Your washer may drain into a utility sink, a wall-fitted drain pipe, or a standpipe. Get a large bucket ready to hold and disconnect the drain hose from the pipe. Hold the drain pipe in the air until you feel ready to fill the bucket. When the bucket fills up, replace the drain hose and throw the dirty water out. Repeat this process until you can’t get more water out.
Step 3: Take Out Clogs
If you went through step 2 but found that water from the drain nose came out slowly, this suggests that the drain pipe is likely blocked. Use a plumber’s snake to release it. Once you’ve reached the obstruction, push the coil’s tip-in and manually turn the coil by turning the handles on the other end. Once you remove the blockage, be ready for water to start flowing quickly from the hose.
If the blockage doesn’t seem to be inside the drain hose, it might be hiding in the drain pump. You may need to consult your owner’s manual to find the drain pump. You’ll notice that it has an entrance line and a drain hose attached to it using spring clamps. Once you’ve found the pump, use a set of pliers to squeeze the spring clamps out of the way. Use a pair of needle-nosed pliers to remove any obstructions you discover.
How to Drain a Front-Loading Washing Machine
If you have a front-loading washer, follow the steps below to drain it:
Step 1: Locate the Drain Hose
Front-load washers usually have a single drain pump filter that also doubles as a waste water drain. You may not find this setup on some washers, though. Instead, your washer may have a separate hose pipe and pump filter. You should easily find this component(s) behind the washer’s access panel at the bottom corner of the machine(in front of it.
Step 2: Drain the Washer
Whether your front-loading washer has a filter-only setup or a separate filter and drain will determine how you go about draining it.
Filter Only Set Up
Station a bucket underneath the washer to collect the water, then slowly turn the drain filter knob counterclockwise until the water begins to pour. Be careful not to pull the filter all the way out or you may not be able to control the flow. This will also help you to lock the drain when your bucket gets full. Do this until all the water drains out.
Separate Filter And Drain Pump
Station a bucket underneath the washer like the case with the above setup, then unscrew the end cap of the drain tube to unclip it from its position. This should get the water flowing out. Stop the flow when the bucket gets full and repeat the process until done. Replace the lid and clip the hose into place after draining all the water.

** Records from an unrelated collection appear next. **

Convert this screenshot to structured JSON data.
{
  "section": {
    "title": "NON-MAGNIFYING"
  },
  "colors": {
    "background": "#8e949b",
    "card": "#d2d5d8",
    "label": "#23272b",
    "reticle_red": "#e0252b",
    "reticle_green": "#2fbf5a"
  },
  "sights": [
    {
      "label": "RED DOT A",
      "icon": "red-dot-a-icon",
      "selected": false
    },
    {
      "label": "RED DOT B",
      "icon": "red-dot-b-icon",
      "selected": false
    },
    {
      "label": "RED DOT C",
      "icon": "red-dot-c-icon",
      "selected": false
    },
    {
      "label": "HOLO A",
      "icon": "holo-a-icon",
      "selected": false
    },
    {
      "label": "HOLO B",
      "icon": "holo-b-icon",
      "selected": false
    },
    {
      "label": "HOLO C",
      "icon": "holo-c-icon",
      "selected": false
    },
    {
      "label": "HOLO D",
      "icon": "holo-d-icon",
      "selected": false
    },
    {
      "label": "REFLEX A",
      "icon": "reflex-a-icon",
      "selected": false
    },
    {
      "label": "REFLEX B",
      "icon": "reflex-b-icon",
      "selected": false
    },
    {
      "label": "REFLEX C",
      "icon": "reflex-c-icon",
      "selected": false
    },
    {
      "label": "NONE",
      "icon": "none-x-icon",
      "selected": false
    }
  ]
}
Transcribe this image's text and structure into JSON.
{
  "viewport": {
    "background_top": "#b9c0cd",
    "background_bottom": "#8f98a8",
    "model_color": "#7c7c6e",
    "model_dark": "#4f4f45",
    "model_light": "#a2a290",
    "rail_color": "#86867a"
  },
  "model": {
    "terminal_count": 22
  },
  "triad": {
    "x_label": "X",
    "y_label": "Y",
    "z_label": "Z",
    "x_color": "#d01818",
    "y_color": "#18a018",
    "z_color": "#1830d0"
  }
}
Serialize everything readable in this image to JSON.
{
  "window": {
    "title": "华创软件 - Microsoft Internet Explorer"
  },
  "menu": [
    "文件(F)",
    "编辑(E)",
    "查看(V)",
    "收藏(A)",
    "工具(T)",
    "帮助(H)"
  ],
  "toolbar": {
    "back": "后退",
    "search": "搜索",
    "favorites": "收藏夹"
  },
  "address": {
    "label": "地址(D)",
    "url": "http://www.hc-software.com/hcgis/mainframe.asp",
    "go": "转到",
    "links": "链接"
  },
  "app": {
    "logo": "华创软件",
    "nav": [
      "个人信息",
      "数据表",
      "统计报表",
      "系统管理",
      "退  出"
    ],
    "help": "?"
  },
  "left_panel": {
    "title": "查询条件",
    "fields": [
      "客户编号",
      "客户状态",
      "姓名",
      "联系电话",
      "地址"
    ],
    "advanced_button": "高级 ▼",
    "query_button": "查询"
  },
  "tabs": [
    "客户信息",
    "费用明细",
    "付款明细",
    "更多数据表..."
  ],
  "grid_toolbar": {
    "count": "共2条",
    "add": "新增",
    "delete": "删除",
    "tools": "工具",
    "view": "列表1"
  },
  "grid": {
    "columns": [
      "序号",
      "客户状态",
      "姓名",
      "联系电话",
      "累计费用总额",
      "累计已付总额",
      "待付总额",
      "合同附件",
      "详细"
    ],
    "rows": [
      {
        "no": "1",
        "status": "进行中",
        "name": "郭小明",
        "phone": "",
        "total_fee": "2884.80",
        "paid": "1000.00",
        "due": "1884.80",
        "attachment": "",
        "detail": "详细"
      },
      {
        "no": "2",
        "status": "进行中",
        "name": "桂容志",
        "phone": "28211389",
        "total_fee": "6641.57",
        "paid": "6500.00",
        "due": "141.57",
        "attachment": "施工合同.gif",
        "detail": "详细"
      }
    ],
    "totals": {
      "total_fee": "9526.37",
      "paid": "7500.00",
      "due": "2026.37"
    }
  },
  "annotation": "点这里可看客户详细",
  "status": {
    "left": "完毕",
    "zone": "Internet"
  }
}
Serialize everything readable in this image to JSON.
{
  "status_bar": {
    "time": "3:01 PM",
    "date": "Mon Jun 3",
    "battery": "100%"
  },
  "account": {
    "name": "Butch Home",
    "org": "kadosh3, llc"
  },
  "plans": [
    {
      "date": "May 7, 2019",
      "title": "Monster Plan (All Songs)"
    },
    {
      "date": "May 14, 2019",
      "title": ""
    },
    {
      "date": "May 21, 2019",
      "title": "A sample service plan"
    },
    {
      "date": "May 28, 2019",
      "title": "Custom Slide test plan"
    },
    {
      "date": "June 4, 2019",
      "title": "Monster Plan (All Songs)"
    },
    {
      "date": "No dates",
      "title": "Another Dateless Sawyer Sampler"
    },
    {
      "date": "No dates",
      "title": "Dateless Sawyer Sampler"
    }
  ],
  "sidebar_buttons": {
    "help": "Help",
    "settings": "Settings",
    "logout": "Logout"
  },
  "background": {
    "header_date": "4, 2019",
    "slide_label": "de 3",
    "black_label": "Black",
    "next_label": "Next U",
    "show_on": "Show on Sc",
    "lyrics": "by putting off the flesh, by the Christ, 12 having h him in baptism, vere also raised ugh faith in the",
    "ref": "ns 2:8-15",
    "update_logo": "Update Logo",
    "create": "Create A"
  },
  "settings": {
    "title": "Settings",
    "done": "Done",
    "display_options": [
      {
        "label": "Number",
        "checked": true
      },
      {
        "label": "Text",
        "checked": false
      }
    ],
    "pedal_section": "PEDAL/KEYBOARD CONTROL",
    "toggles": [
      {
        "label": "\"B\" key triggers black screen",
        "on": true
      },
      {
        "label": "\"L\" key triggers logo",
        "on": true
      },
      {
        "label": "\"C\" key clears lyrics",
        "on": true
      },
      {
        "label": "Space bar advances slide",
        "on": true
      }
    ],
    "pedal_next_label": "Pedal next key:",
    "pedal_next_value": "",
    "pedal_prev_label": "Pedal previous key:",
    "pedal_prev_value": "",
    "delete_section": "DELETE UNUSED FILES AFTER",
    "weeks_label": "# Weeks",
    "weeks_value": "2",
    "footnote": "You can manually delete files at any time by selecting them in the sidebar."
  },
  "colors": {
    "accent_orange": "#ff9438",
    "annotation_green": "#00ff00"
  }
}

Just like it was done with the top-loading washer, you may experience slow draining in your top loader. This indicates that there’s a clog in the filter. Clean out any dirt on the filter by using a soft-bristled brush.
If you can’t figure out where the clog is coming from even after cleaning the drain pump and hose, you may need professional help.
How to drain a portable washing machine?
Portable washing machines have come to comfortably answer the question “how would you wash away from home.” But portable washers may develop the same problems as their regular counterparts. But do not fret if your portable washer needs to be drained; the procedure is quite straightforward:
- Unplug the machine from the wall socket.
- Place the drain hose in a bucket, preferably at a lower height than the water surface, to allow gravity to push the water out.
- There is a knob that allows you to drain the machine on a portable washer. Turn it and allow the water to discharge under gravity into the bucket.
Why Won’t My Washing Machine Drain Water?
Your washing machine not draining could be caused by a few different things:
- The pump in your washer can be defective, or the drain pipe might be jammed.
- You might have a broken lid belt or switch.
- A jammed drain hose could be the problem, in which case you need to unclog it using a snake tool.
Whatever the cause, before any repair or diagnostic can be made, the washing machine’s water must be drained.
Can I Pour Boiling Water Down the Drain Hose to Fix a Blockage?
Yes, you can. Your washer drain hose already handles hot water from draining used hot water when you wash with the hot cycle, although it is unlikely that pouring hot water down the drain pipe would do much to clear any other blockages in it.